Instructions for the task =
Your task is to copy each line of the listing that contains the word "location".

╭──

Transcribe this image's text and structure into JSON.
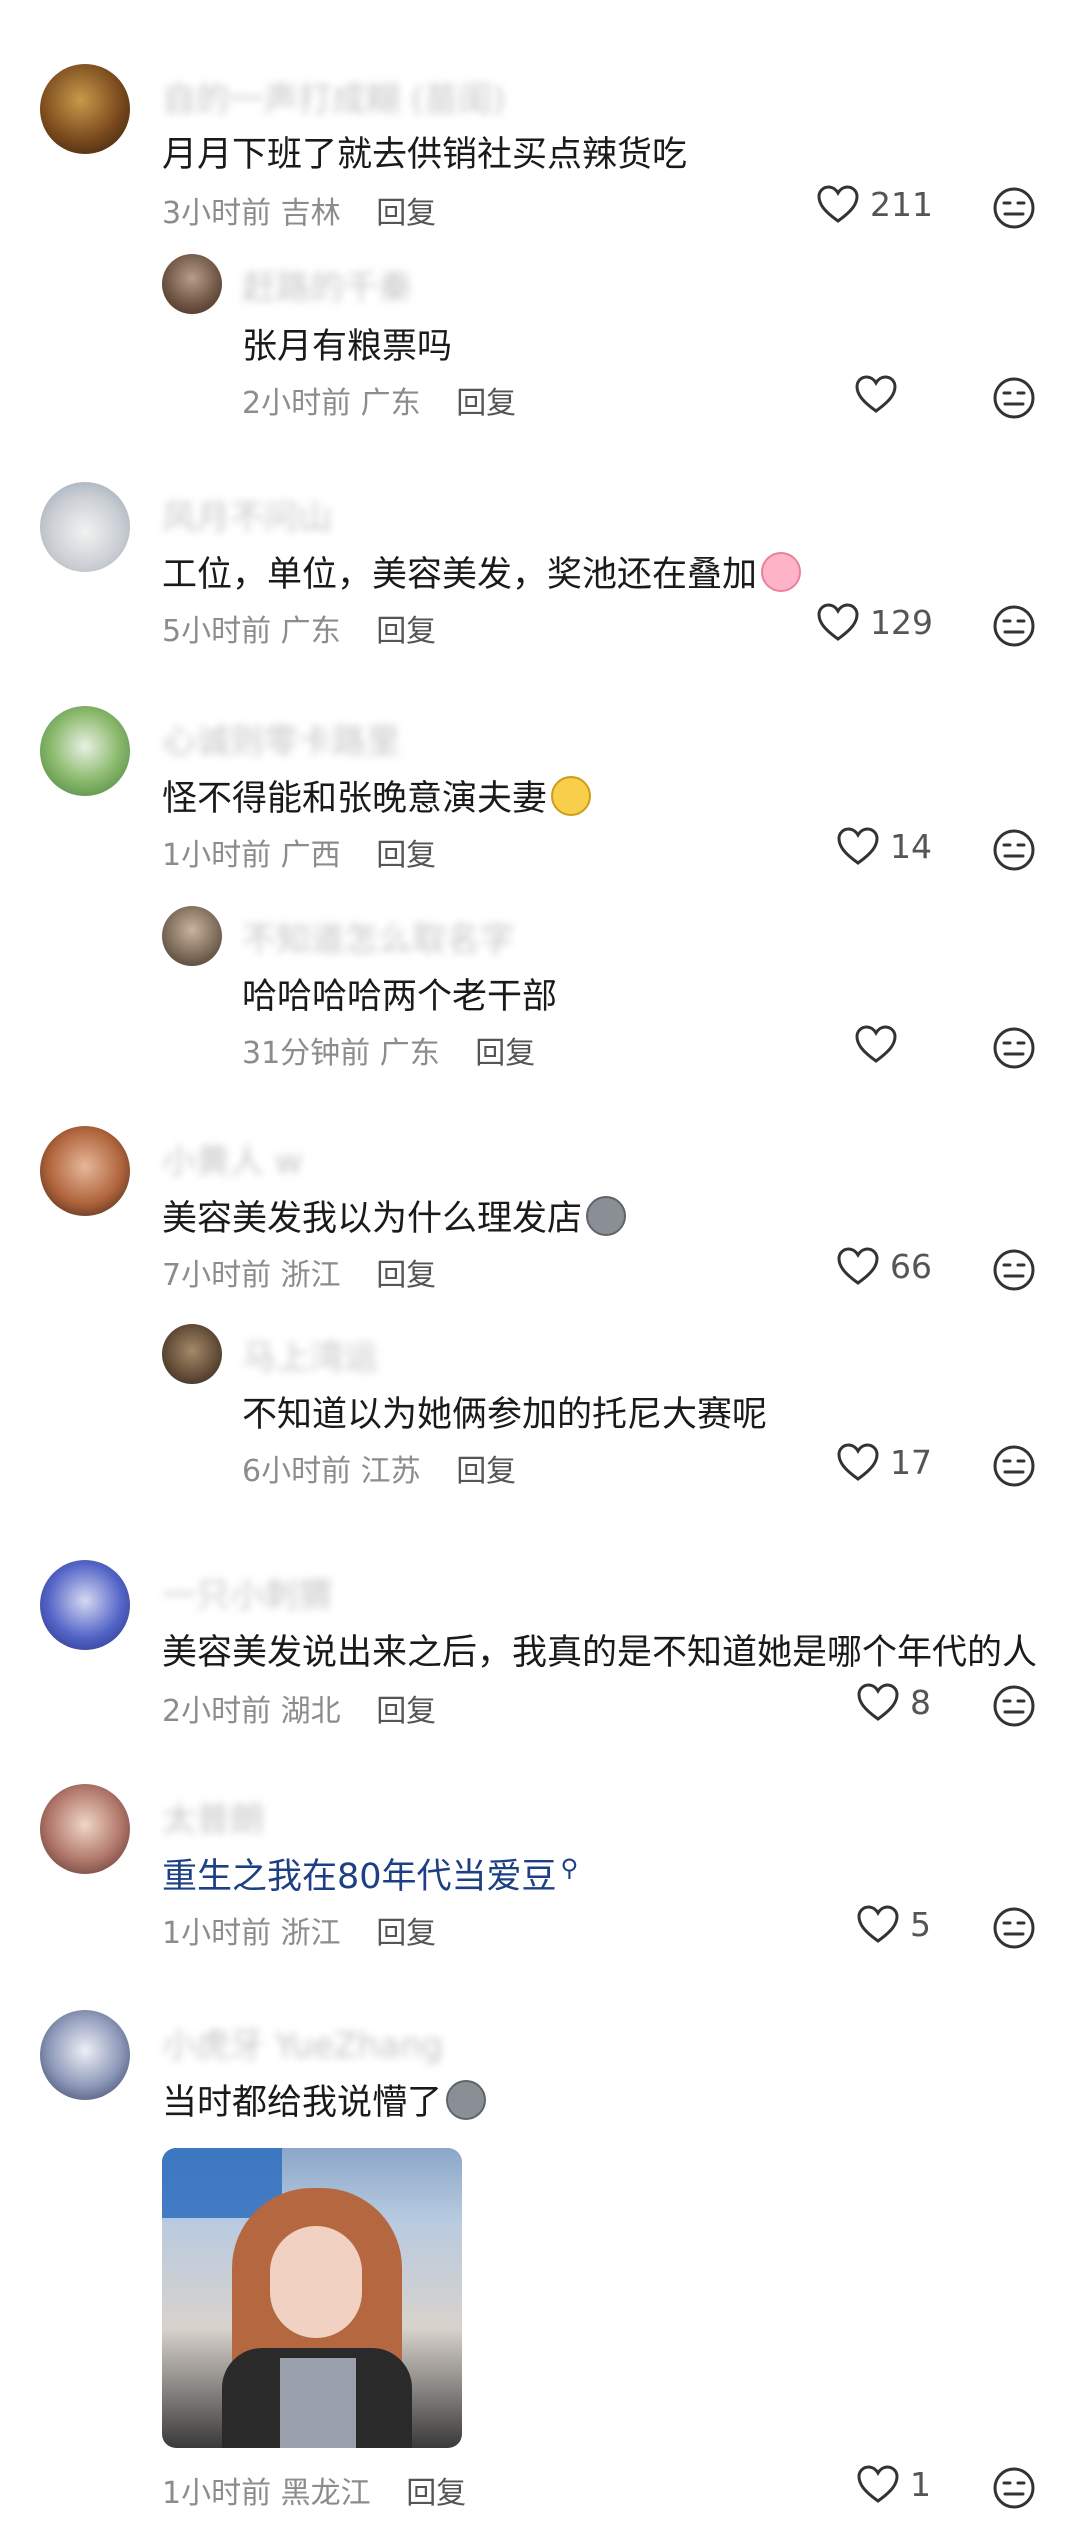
{
  "comments": [
    {
      "username": "(blurred)",
      "text": "月月下班了就去供销社买点辣货吃",
      "time": "3小时前",
      "location": "吉林",
      "reply_label": "回复",
      "likes": "211"
    },
    {
      "username": "(blurred)",
      "text": "张月有粮票吗",
      "time": "2小时前",
      "location": "广东",
      "reply_label": "回复",
      "likes": ""
    },
    {
      "username": "(blurred)",
      "text": "工位，单位，美容美发，奖池还在叠加",
      "emoji": "pig-emoji",
      "time": "5小时前",
      "location": "广东",
      "reply_label": "回复",
      "likes": "129"
    },
    {
      "username": "(blurred)",
      "text": "怪不得能和张晚意演夫妻",
      "emoji": "doge-emoji",
      "time": "1小时前",
      "location": "广西",
      "reply_label": "回复",
      "likes": "14"
    },
    {
      "username": "(blurred)",
      "text": "哈哈哈哈两个老干部",
      "time": "31分钟前",
      "location": "广东",
      "reply_label": "回复",
      "likes": ""
    },
    {
      "username": "(blurred)",
      "text": "美容美发我以为什么理发店",
      "emoji": "speechless-emoji",
      "time": "7小时前",
      "location": "浙江",
      "reply_label": "回复",
      "likes": "66"
    },
    {
      "username": "(blurred)",
      "text": "不知道以为她俩参加的托尼大赛呢",
      "time": "6小时前",
      "location": "江苏",
      "reply_label": "回复",
      "likes": "17"
    },
    {
      "username": "(blurred)",
      "text": "美容美发说出来之后，我真的是不知道她是哪个年代的人",
      "time": "2小时前",
      "location": "湖北",
      "reply_label": "回复",
      "likes": "8"
    },
    {
      "username": "(blurred)",
      "text": "重生之我在80年代当爱豆",
      "search_icon": "search-icon",
      "time": "1小时前",
      "location": "浙江",
      "reply_label": "回复",
      "likes": "5"
    },
    {
      "username": "(blurred)",
      "text": "当时都给我说懵了",
      "emoji": "speechless-emoji",
      "time": "1小时前",
      "location": "黑龙江",
      "reply_label": "回复",
      "likes": "1"
    }
  ],
  "icons": {
    "like": "heart-icon",
    "react": "emoji-face-icon"
  },
  "colors": {
    "meta": "#8c8c8c",
    "link": "#1d3f84",
    "username": "#c6c6c6"
  }
}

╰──

Response to the exercise =
      "location": "吉林",
      "location": "广东",
      "location": "广东",
      "location": "广西",
      "location": "广东",
      "location": "浙江",
      "location": "江苏",
      "location": "湖北",
      "location": "浙江",
      "location": "黑龙江",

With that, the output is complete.